Dataset records:
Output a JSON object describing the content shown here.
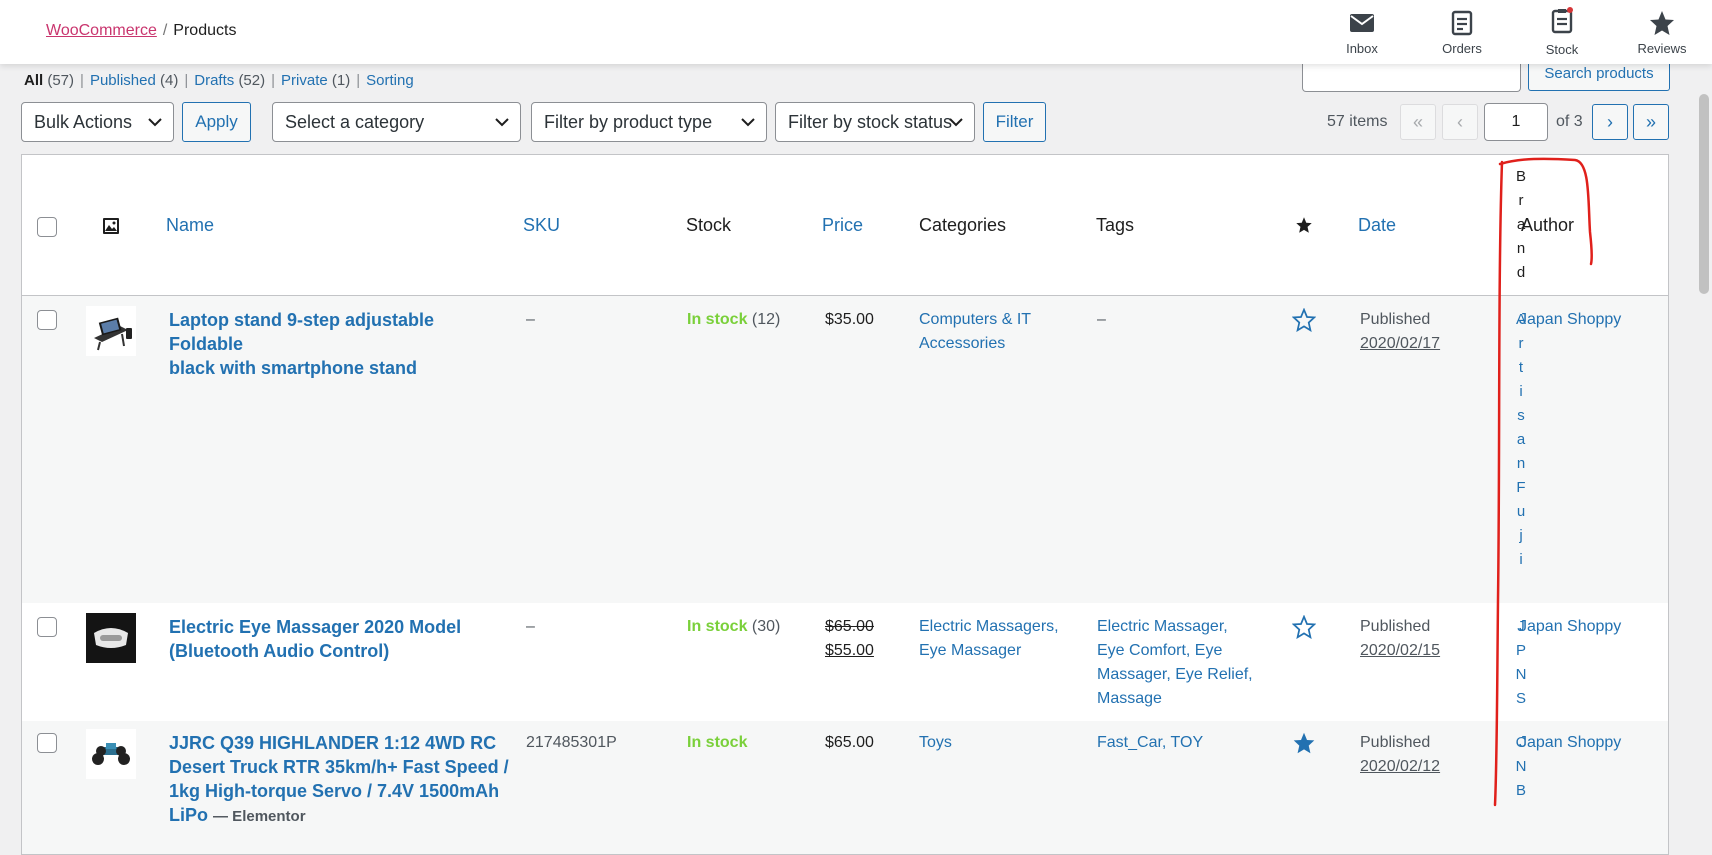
{
  "header": {
    "breadcrumb_root": "WooCommerce",
    "breadcrumb_sep": "/",
    "breadcrumb_current": "Products",
    "actions": [
      {
        "label": "Inbox",
        "icon": "envelope-icon"
      },
      {
        "label": "Orders",
        "icon": "clipboard-icon"
      },
      {
        "label": "Stock",
        "icon": "stock-clipboard-icon"
      },
      {
        "label": "Reviews",
        "icon": "star-icon"
      }
    ]
  },
  "status_filters": [
    {
      "label": "All",
      "count": "(57)"
    },
    {
      "label": "Published",
      "count": "(4)"
    },
    {
      "label": "Drafts",
      "count": "(52)"
    },
    {
      "label": "Private",
      "count": "(1)"
    },
    {
      "label": "Sorting",
      "count": ""
    }
  ],
  "search": {
    "button_label": "Search products",
    "value": ""
  },
  "tablenav": {
    "bulk_actions": "Bulk Actions",
    "apply_label": "Apply",
    "category_filter": "Select a category",
    "type_filter": "Filter by product type",
    "stock_filter": "Filter by stock status",
    "filter_label": "Filter",
    "items_count": "57 items",
    "first": "«",
    "prev": "‹",
    "current_page": "1",
    "of_total": "of 3",
    "next": "›",
    "last": "»"
  },
  "columns": {
    "name": "Name",
    "sku": "SKU",
    "stock": "Stock",
    "price": "Price",
    "categories": "Categories",
    "tags": "Tags",
    "date": "Date",
    "brand_letters": [
      "B",
      "r",
      "a",
      "n",
      "d"
    ],
    "author": "Author"
  },
  "rows": [
    {
      "name_lines": [
        "Laptop stand 9-step adjustable Foldable",
        "black with smartphone stand"
      ],
      "name_suffix": "",
      "sku": "–",
      "stock_status": "In stock",
      "stock_qty": "(12)",
      "price_regular": "$35.00",
      "price_sale": "",
      "categories_lines": [
        "Computers & IT",
        "Accessories"
      ],
      "tags_lines": [
        "–"
      ],
      "featured": false,
      "date_status": "Published",
      "date_value": "2020/02/17",
      "brand_letters": [
        "A",
        "r",
        "t",
        "i",
        "s",
        "a",
        "n",
        "F",
        "u",
        "j",
        "i"
      ],
      "author": "Japan Shoppy"
    },
    {
      "name_lines": [
        "Electric Eye Massager 2020 Model",
        "(Bluetooth Audio Control)"
      ],
      "name_suffix": "",
      "sku": "–",
      "stock_status": "In stock",
      "stock_qty": "(30)",
      "price_regular": "$65.00",
      "price_sale": "$55.00",
      "categories_lines": [
        "Electric Massagers,",
        "Eye Massager"
      ],
      "tags_lines": [
        "Electric Massager,",
        "Eye Comfort, Eye",
        "Massager, Eye Relief,",
        "Massage"
      ],
      "featured": false,
      "date_status": "Published",
      "date_value": "2020/02/15",
      "brand_letters": [
        "J",
        "P",
        "N",
        "S"
      ],
      "author": "Japan Shoppy"
    },
    {
      "name_lines": [
        "JJRC Q39 HIGHLANDER 1:12 4WD RC",
        "Desert Truck RTR 35km/h+ Fast Speed /",
        "1kg High-torque Servo / 7.4V 1500mAh",
        "LiPo"
      ],
      "name_suffix": "— Elementor",
      "sku": "217485301P",
      "stock_status": "In stock",
      "stock_qty": "",
      "price_regular": "$65.00",
      "price_sale": "",
      "categories_lines": [
        "Toys"
      ],
      "tags_lines": [
        "Fast_Car, TOY"
      ],
      "featured": true,
      "date_status": "Published",
      "date_value": "2020/02/12",
      "brand_letters": [
        "C",
        "N",
        "B"
      ],
      "author": "Japan Shoppy"
    }
  ],
  "colors": {
    "link": "#2271b1",
    "instock": "#7ad03a",
    "woo_pink": "#c9356e",
    "annotation": "#e0201b"
  }
}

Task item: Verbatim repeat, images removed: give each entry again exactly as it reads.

Output:
Output a JSON object describing the content shown here.
{
  "header": {
    "breadcrumb_root": "WooCommerce",
    "breadcrumb_sep": "/",
    "breadcrumb_current": "Products",
    "actions": [
      {
        "label": "Inbox",
        "icon": "envelope-icon"
      },
      {
        "label": "Orders",
        "icon": "clipboard-icon"
      },
      {
        "label": "Stock",
        "icon": "stock-clipboard-icon"
      },
      {
        "label": "Reviews",
        "icon": "star-icon"
      }
    ]
  },
  "status_filters": [
    {
      "label": "All",
      "count": "(57)"
    },
    {
      "label": "Published",
      "count": "(4)"
    },
    {
      "label": "Drafts",
      "count": "(52)"
    },
    {
      "label": "Private",
      "count": "(1)"
    },
    {
      "label": "Sorting",
      "count": ""
    }
  ],
  "search": {
    "button_label": "Search products",
    "value": ""
  },
  "tablenav": {
    "bulk_actions": "Bulk Actions",
    "apply_label": "Apply",
    "category_filter": "Select a category",
    "type_filter": "Filter by product type",
    "stock_filter": "Filter by stock status",
    "filter_label": "Filter",
    "items_count": "57 items",
    "first": "«",
    "prev": "‹",
    "current_page": "1",
    "of_total": "of 3",
    "next": "›",
    "last": "»"
  },
  "columns": {
    "name": "Name",
    "sku": "SKU",
    "stock": "Stock",
    "price": "Price",
    "categories": "Categories",
    "tags": "Tags",
    "date": "Date",
    "brand_letters": [
      "B",
      "r",
      "a",
      "n",
      "d"
    ],
    "author": "Author"
  },
  "rows": [
    {
      "name_lines": [
        "Laptop stand 9-step adjustable Foldable",
        "black with smartphone stand"
      ],
      "name_suffix": "",
      "sku": "–",
      "stock_status": "In stock",
      "stock_qty": "(12)",
      "price_regular": "$35.00",
      "price_sale": "",
      "categories_lines": [
        "Computers & IT",
        "Accessories"
      ],
      "tags_lines": [
        "–"
      ],
      "featured": false,
      "date_status": "Published",
      "date_value": "2020/02/17",
      "brand_letters": [
        "A",
        "r",
        "t",
        "i",
        "s",
        "a",
        "n",
        "F",
        "u",
        "j",
        "i"
      ],
      "author": "Japan Shoppy"
    },
    {
      "name_lines": [
        "Electric Eye Massager 2020 Model",
        "(Bluetooth Audio Control)"
      ],
      "name_suffix": "",
      "sku": "–",
      "stock_status": "In stock",
      "stock_qty": "(30)",
      "price_regular": "$65.00",
      "price_sale": "$55.00",
      "categories_lines": [
        "Electric Massagers,",
        "Eye Massager"
      ],
      "tags_lines": [
        "Electric Massager,",
        "Eye Comfort, Eye",
        "Massager, Eye Relief,",
        "Massage"
      ],
      "featured": false,
      "date_status": "Published",
      "date_value": "2020/02/15",
      "brand_letters": [
        "J",
        "P",
        "N",
        "S"
      ],
      "author": "Japan Shoppy"
    },
    {
      "name_lines": [
        "JJRC Q39 HIGHLANDER 1:12 4WD RC",
        "Desert Truck RTR 35km/h+ Fast Speed /",
        "1kg High-torque Servo / 7.4V 1500mAh",
        "LiPo"
      ],
      "name_suffix": "— Elementor",
      "sku": "217485301P",
      "stock_status": "In stock",
      "stock_qty": "",
      "price_regular": "$65.00",
      "price_sale": "",
      "categories_lines": [
        "Toys"
      ],
      "tags_lines": [
        "Fast_Car, TOY"
      ],
      "featured": true,
      "date_status": "Published",
      "date_value": "2020/02/12",
      "brand_letters": [
        "C",
        "N",
        "B"
      ],
      "author": "Japan Shoppy"
    }
  ],
  "colors": {
    "link": "#2271b1",
    "instock": "#7ad03a",
    "woo_pink": "#c9356e",
    "annotation": "#e0201b"
  }
}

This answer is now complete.